"We conclude that equitable considerations cannot justify an award of pre-judgment interest in the present case. We reached this conclusion because the purpose of pre-judgment interest and [punitive] damages are incompatible. The paramount purpose of awarding [punitive] damages is not to compensate the plaintiff, but to punish and set an example for others. By contrast, pre-judgment interest is not intended to punish the defendant's misbehavior. We conclude, therefore, that because [punitive] damages do not compensate, pre-judgment interest on them is not necessary to make a plaintiff whole."

Granite Construction Co. v. Mendoza, 816 S.W.2d 756, 766 (Tex.App.1991) (citations omitted).

I also think that this Court should revisit the question of the excessiveness of the award. The plaintiff has filed a brief in opposition to the application for rehearing in which he states that "[f]ollowing the reduction of the punitive damages award, the [award] equalled approximately 4% of American Pioneer's 1992 total assets." (Emphasis added.) However, the record indicates that at the time of the Hammond-Green Oil hearing in the trial court in the spring of 1993, the defendant's net worth was $7,280,211. The reduced award, coupled with the interest that has accrued, is approximately $2.75 million, which represents approximately 38% of the defendant's net worth.

There is another reason for revisiting the question of excessiveness of the punitive damages awarded. Since the release of this Court's original opinion, I have read a transcript of the oral arguments made by the parties in the Supreme Court of the United States relating to BMW of North America, Inc. v. Gore, 646 So. 2d 619 (Ala.1994), cert. granted, ___ U.S. ___, 115 S. Ct. 932, 130 L. Ed. 2d 879 (1995), in which the Court is examining, once again, Alabama's practice regarding the award of punitive damages. See, Pacific Mutual Life Ins. Co. v. Haslip, 499 U.S. 1, 111 S. Ct. 1032, 113 L. Ed. 2d 1 (1991). Based on the nature of the questions asked by the Justices at oral argument in the BMW case, and based on my reading of the holdings in Browning-Ferris Industries of Vermont, Inc. v. Kelco Disposal, Inc., 492 U.S. 257, 109 S. Ct. 2909, 106 L. Ed. 2d 219 (1989), Haslip, supra, TXO Production Corp. v. Alliance Resources Corp., 509 U.S. 443, 113 S. Ct. 2711, 125 L. Ed. 2d 366 (1993), and the more recent case of Honda Motor Co., Ltd. v. Oberg, 512 U.S. 415, 114 S. Ct. 2331, 129 L. Ed. 2d 336 (1994), I believe that the judgment of this Court results in an unconstitutional taking of Pioneer Life's property; therefore, I must respectfully dissent, unless the Court orders a remittitur of all but $250,000 of the punitive damages award.

The jury in this case, it appears to me, has compensated the plaintiff for the harm he suffered, and the maximum punitive damages award that I would permit would be $250,000, because there does not seem to be clear and convincing evidence that the defendants engaged in a pattern and practice of misconduct that would justify more than that amount.

NOTES

[1] APL and Curtis raised two other issues on appeal.
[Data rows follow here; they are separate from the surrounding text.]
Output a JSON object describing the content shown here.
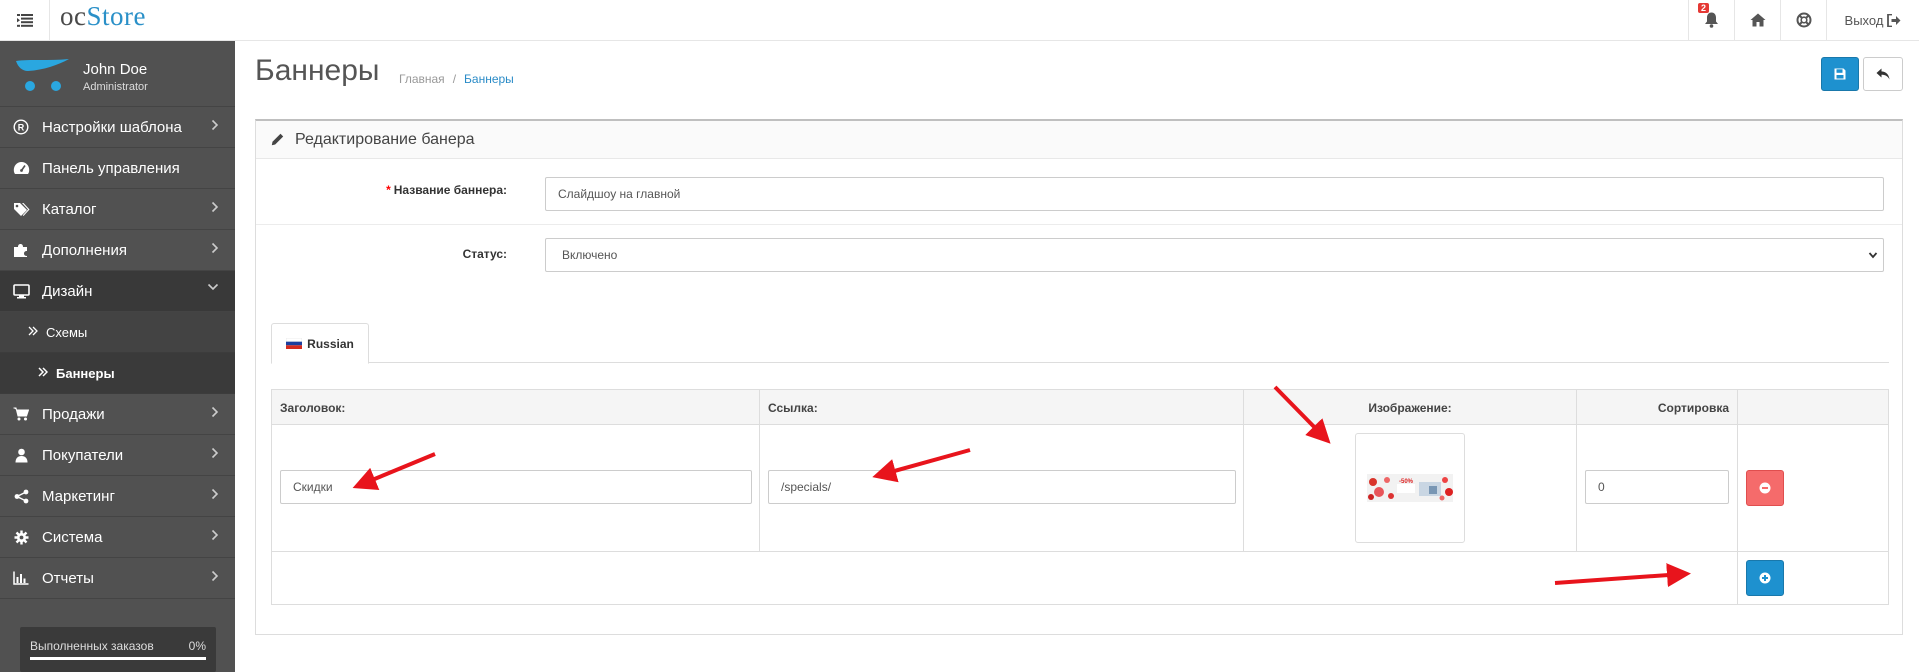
{
  "header": {
    "logo_oc": "oc",
    "logo_store": "Store",
    "notifications_count": "2",
    "logout_label": "Выход"
  },
  "sidebar": {
    "user_name": "John Doe",
    "user_role": "Administrator",
    "items": [
      {
        "label": "Настройки шаблона",
        "icon": "registered-icon"
      },
      {
        "label": "Панель управления",
        "icon": "dashboard-icon"
      },
      {
        "label": "Каталог",
        "icon": "tags-icon"
      },
      {
        "label": "Дополнения",
        "icon": "puzzle-icon"
      },
      {
        "label": "Дизайн",
        "icon": "monitor-icon"
      },
      {
        "label": "Продажи",
        "icon": "cart-icon"
      },
      {
        "label": "Покупатели",
        "icon": "user-icon"
      },
      {
        "label": "Маркетинг",
        "icon": "share-icon"
      },
      {
        "label": "Система",
        "icon": "gear-icon"
      },
      {
        "label": "Отчеты",
        "icon": "bar-chart-icon"
      }
    ],
    "sub_items": [
      {
        "label": "Схемы"
      },
      {
        "label": "Баннеры"
      }
    ],
    "progress": {
      "label": "Выполненных заказов",
      "percent": "0%",
      "value": 0
    }
  },
  "page": {
    "title": "Баннеры",
    "breadcrumb_home": "Главная",
    "breadcrumb_separator": "/",
    "breadcrumb_current": "Баннеры"
  },
  "panel": {
    "heading": "Редактирование банера",
    "name_required_mark": "*",
    "name_label": "Название баннера:",
    "name_value": "Слайдшоу на главной",
    "status_label": "Статус:",
    "status_value": "Включено",
    "tab_label": "Russian"
  },
  "table": {
    "columns": [
      "Заголовок:",
      "Ссылка:",
      "Изображение:",
      "Сортировка"
    ],
    "rows": [
      {
        "title": "Скидки",
        "link": "/specials/",
        "sort": "0",
        "thumb_text": "-50%"
      }
    ]
  },
  "colors": {
    "primary": "#1e91cf",
    "danger": "#f56b6b",
    "sidebar_bg": "#515151",
    "annotation_arrow": "#e8141c"
  }
}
This Court has considered the appellants' arguments in regard to those other issues and finds them to be without merit. Those issues will not be discussed in this opinion.

[2] This case was tried before the release of Henderson v. Alabama Power Co., 627 So. 2d 878 (Ala.1993), wherein this Court held unconstitutional § 6-11-21, Ala.Code 1975, the statutory cap on punitive damages. Under § 6-11-21, claims supported by evidence of a "pattern and practice" with regard to fraudulent conduct provided an exception to the $250,000 cap on punitive damages and allowed a plaintiff to receive more that that amount.

[3] Although the trial court directed a verdict with regard to the "pattern and practice" allegations, the court's order denying the remittitur motion suggests that the trial judge did consider Williamson's "pattern and practice" evidence in denying the remittitur.

[1] See Hammond v. City of Gadsden, 493 So. 2d 1374 (Ala.1986); Green Oil Co. v. Hornsby, 539 So. 2d 218 (Ala.1989).